Kaiba White of Public Citizen Texas also wished that more of the candidates had shown. She said that three had canceled the day of the event, although she refused to give their names. She also had hoped to see a greater showing from residents, but she acknowledged that it was the first event of the series and that it was a rainy Friday night.
White also said that the event was filmed for those who couldn’t attend, and the video will be uploaded to www.texasvox.org and www.cleanenergyforaustin.org.
Five more forums are scheduled.

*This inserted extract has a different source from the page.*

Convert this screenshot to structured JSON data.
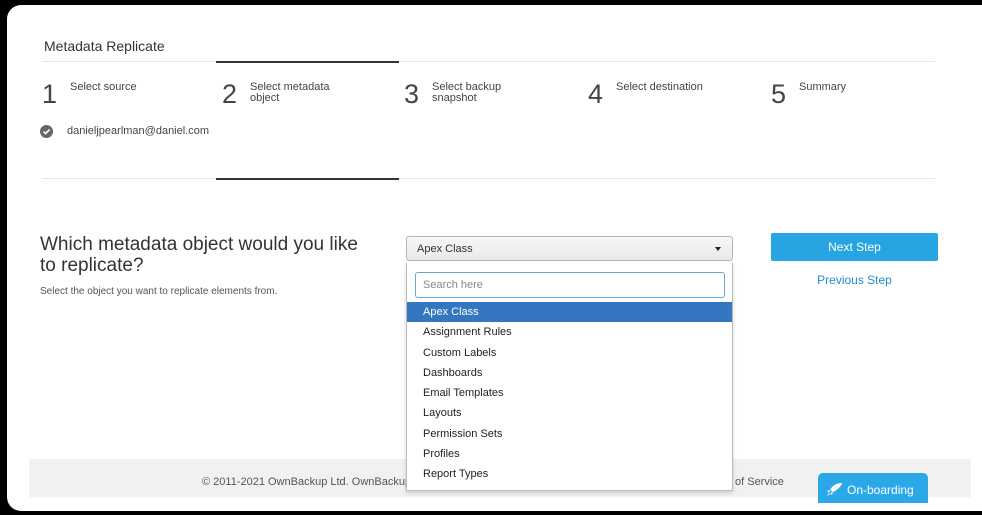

Clean Energy Forums for council and mayoral candidates begin tomorrow, September 19. To see the complete schedule visit http://cleanenergyforaustin.org.
The no-show candidates
Most if not all of the candidates who did not attend the forum are Republicans or lean toward the GOP, based on their history of voting in GOP primary elections, as reported by The Austin Bulldog August 29, 2014, in “Candidates Have Voting Records Too.”
The four District 6 candidates who did not appear are Mackenzie-Anne Kelly (who did not vote in a primary), Lloyd Gordon “Pete” Phillips Jr., Jay Byron Wiley, and Donald Shelly “Don” Zimmerman.
The four District 10 candidates who did not appear are Sheri Perry Gallo, Matthew Lamar “Matt” Lamon, Robert Dartanian Thomas (who in 2012 ran as a Republican against incumbent Democratic State Represenative Donna Howard), and William Lee “Bill” Worsham.